I don’t remember Pascoe having quite so many internal monologues in later works, but it’s interesting to see them in a more rambly form. The case itself had decent twists and turns, but the atmosphere of the book was definitely saturated in rugby; the family at the heart of the case are involved with a rugby club. Not being a A good enough entry to the Dalziel and Pascoe series. Nevertheless, I did enjoy this book, but I would suggest that newcomers to Dalziel and Pascoe get a few of the more recent ones under their belt before going back to this one.

His new boss is Superintendent Andrew Dalziel Dee-ell is big, sloppy, a copious drinker and has his own way of solving crimes. I their first case together, they investigate the murder of Mary Connon. Mary Connon was a shrewish housewife married to a former local rugby star. We are discovering Dalziel as Pascoe is.

Nor, because of the nature of it, does it have the interplay or humor between the two characters.
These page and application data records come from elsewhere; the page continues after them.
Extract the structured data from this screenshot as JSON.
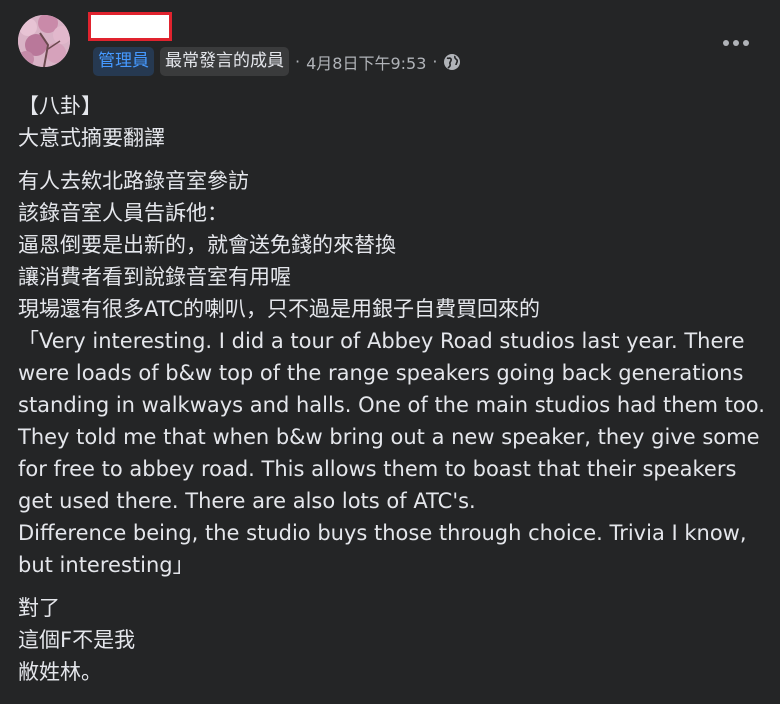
{
  "post": {
    "badges": {
      "admin": "管理員",
      "top_contributor": "最常發言的成員"
    },
    "separator": "·",
    "timestamp": "4月8日下午9:53",
    "privacy_icon": "globe-icon",
    "more_icon": "more-options-icon",
    "paragraphs": [
      [
        "【八卦】",
        "大意式摘要翻譯"
      ],
      [
        "有人去欸北路錄音室參訪",
        "該錄音室人員告訴他：",
        "逼恩倒要是出新的，就會送免錢的來替換",
        "讓消費者看到說錄音室有用喔",
        "現場還有很多ATC的喇叭，只不過是用銀子自費買回來的",
        "「Very interesting. I did a tour of Abbey Road studios last year. There",
        "were loads of b&w top of the range speakers going back generations",
        "standing in walkways and halls. One of the main studios had them too.",
        "They told me that when b&w bring out a new speaker, they give some",
        "for free to abbey road. This allows them to boast that their speakers",
        "get used there. There are also lots of ATC's.",
        "Difference being, the studio buys those through choice. Trivia I know,",
        "but interesting」"
      ],
      [
        "對了",
        "這個F不是我",
        "敝姓林。"
      ]
    ]
  },
  "colors": {
    "background": "#242526",
    "text": "#e4e6eb",
    "secondary_text": "#b0b3b8",
    "admin_badge_bg": "#263951",
    "admin_badge_text": "#4599ff",
    "badge_bg": "#3a3b3c",
    "redaction_border": "#e0232e"
  }
}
What it does have is a good plot and clkbbable solid foundation for the rest of the series. I look forward to seeing where it clubbanle from here. The first one in the series is usually fairly bad.

Hopefully they get better. A slutty middle-aged woman of Yorkshire is found murdered and her husband, a rugby player, comes under suspicion. As does everyone at the Rugby Club. Hill’s writing is not bad, but there’s lots of vintage casual misogyny starting with the double clubbale title. First published inthis is now a little dated and suffers from being too slow-moving.

I hope the later books improve a little from this tale involving the local Rugby Club.

May 17, Jules Jones rated it really liked it Shelves: The first of the Dalziel and Pascoe novels is not as complex or thoughtful as some of the later books in the series, but it’s still an entertaining womaj that lays the foundations of the relationship between two very different men who together form a formidable detective team. Even this first book displays Hill’s witty style and elegant prose, if not to the same high level as later books.

A Clubbable Woman Quotes

The main problem readers are likely to face is that the book was first published inand as such is recent enough not to be immediately obviously a period work, while still being old enough for the culture and mores to feel somewhat cpubbable to the modern reader. It’s important to be aware of the period when reading the book, as many of the potential motivations for the characters revolve around sexual jealousy and flouting of mores.

Hill draws a detailed picture of life in a relatively small Yorkshire town in the womah, with its web of social obligations and friendships that can be exploited by both the police and those they’re pursuing.

Sep 03, Will North rated it really liked it. Stubborn, bloody-minded detectives are a regular feature of British detective mysteries just think of Inspector Morse! Being so is his modus operandi.

It Stubborn, bloody-minded detectives are a regular feature of British detective mysteries just think of Inspector Morse!